"A good teacher helps students to understand that controversy is the lifeblood of democracy, to learn how to inquire into past and current controversial issues that are meaningful to them, and to participate in public life."
― Alan Shapiro
Alan Shapiro was a teacher, poet, education activist - and cofounder of Morningside Center's TeachableMoment website. Alan was also the quintessential educator for social responsibility. After a lifetime of teaching, learning, writing and action, he spent the last ten years of his life, until his death in January 2011, producing hundreds of in-depth, inquiry-oriented lessons on current issues to share with educators through TeachableMoment.
In this area of TeachableMoment, we offer a glimpse of Alan’s bracing vision of education, which we aim to keep alive through our work.
Alan's Key Essays & Teaching Ideas
by Tom Roderick
Alan joined with a small group of educators back in 1982 to found ESR Metro – now called Morningside Center. At that time the U.S. and Soviet Union were engaged in what came to be known as a nuclear arms race – an absurd competition to see which country could build the most effective weapons for ending life on earth. The aims of ESR Metro were to mobilize educators to protest this arms race and to educate a new generation of young people to become informed and active citizens.

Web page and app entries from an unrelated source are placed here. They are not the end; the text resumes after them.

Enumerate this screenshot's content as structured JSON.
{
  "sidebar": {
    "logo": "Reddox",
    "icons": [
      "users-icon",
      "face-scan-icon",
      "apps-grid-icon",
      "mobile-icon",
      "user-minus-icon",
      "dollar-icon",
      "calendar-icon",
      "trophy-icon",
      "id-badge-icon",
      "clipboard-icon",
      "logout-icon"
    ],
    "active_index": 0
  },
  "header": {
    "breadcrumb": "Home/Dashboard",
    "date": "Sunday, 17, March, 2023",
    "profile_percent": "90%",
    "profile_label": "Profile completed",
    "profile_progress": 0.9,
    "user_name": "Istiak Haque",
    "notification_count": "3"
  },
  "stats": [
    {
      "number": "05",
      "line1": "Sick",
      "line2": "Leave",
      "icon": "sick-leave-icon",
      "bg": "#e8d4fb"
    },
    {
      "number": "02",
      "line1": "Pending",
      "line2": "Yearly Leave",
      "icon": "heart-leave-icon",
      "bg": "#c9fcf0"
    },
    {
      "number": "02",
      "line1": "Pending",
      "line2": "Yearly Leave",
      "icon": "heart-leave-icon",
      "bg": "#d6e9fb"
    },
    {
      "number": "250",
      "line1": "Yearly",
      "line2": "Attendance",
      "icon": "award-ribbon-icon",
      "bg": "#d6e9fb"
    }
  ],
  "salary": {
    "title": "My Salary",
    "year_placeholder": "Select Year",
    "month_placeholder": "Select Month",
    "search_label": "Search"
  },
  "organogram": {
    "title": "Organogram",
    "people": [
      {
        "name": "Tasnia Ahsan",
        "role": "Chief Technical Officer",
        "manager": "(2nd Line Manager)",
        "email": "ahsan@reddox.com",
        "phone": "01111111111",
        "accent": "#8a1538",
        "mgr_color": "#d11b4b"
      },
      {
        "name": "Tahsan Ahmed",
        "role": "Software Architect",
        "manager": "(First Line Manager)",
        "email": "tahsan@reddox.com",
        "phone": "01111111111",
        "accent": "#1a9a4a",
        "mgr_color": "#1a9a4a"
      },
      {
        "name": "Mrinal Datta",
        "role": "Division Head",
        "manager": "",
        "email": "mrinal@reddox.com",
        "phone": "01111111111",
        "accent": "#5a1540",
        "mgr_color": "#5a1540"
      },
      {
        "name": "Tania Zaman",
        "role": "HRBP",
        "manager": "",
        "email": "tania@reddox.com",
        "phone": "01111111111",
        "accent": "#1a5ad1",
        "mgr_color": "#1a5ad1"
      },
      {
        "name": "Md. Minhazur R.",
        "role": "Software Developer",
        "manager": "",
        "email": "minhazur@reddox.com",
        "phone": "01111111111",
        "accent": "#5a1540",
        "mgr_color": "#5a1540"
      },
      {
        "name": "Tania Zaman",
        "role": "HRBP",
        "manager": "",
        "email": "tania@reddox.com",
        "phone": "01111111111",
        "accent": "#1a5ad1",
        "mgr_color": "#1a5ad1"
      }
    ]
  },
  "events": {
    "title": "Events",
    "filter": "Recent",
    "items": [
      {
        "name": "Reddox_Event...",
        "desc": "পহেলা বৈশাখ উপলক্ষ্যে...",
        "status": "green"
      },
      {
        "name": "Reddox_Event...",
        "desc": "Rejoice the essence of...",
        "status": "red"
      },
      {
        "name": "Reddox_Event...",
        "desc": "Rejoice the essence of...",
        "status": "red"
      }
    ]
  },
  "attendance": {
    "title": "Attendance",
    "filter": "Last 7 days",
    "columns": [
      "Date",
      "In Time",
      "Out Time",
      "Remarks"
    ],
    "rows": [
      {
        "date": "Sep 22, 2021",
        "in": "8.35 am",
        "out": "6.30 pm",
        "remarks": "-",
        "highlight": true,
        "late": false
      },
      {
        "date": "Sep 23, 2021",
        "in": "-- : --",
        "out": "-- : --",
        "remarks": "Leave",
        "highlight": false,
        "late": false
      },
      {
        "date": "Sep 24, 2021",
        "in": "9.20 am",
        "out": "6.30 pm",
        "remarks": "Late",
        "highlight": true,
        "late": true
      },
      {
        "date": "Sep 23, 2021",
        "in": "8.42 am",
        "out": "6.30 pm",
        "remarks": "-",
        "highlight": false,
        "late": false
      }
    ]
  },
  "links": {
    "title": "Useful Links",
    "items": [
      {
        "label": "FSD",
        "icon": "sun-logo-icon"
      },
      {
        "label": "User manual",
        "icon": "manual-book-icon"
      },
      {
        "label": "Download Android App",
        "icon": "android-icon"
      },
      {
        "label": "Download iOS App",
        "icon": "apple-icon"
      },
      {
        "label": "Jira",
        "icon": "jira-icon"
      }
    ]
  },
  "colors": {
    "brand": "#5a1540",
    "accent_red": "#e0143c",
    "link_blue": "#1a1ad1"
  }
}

At the beginning of his career as a teacher, Alan dutifully taught the standard curricula in history and English. Gradually he realized that the texts and lesson plans promoted a political agenda he didn’t agree with. Realizing the political nature of education, Alan asked himself, Whose interests will I serve? His answer was clear: He would serve the interests of the learners and their education. And that meant helping students think critically and imagine an alternative politics. He liked to tell the story of one of his first high school assembly experiences:
“One of my first school assembly experiences featured an electrifying performance by Pete Seeger, who had 900 students clapping, chanting, stamping feet, and singing South African freedom songs. A day later the principal discovered who Pete Seeger was and ordered every record, printed song, and scrap of paper with his name on it confiscated.”
That led right to a second principle:
If text books present bland and regressive politics – and they usually do – students need to learn to examine them critically and imagine an alternative politics. This begins with taking care with language. Alan quoted a great essay by George Orwell, Politics and the English Language. Orwell wrote, “Political language – and with variations this is true of all political parties from Conservatives to Anarchist – is designed to make lies sound beautiful and murder respectable and to give an appearance of solidity to pure wind. One cannot change all this with a movement, but on can at least change one’s own habits.”
That leads to Alan’s third key principle: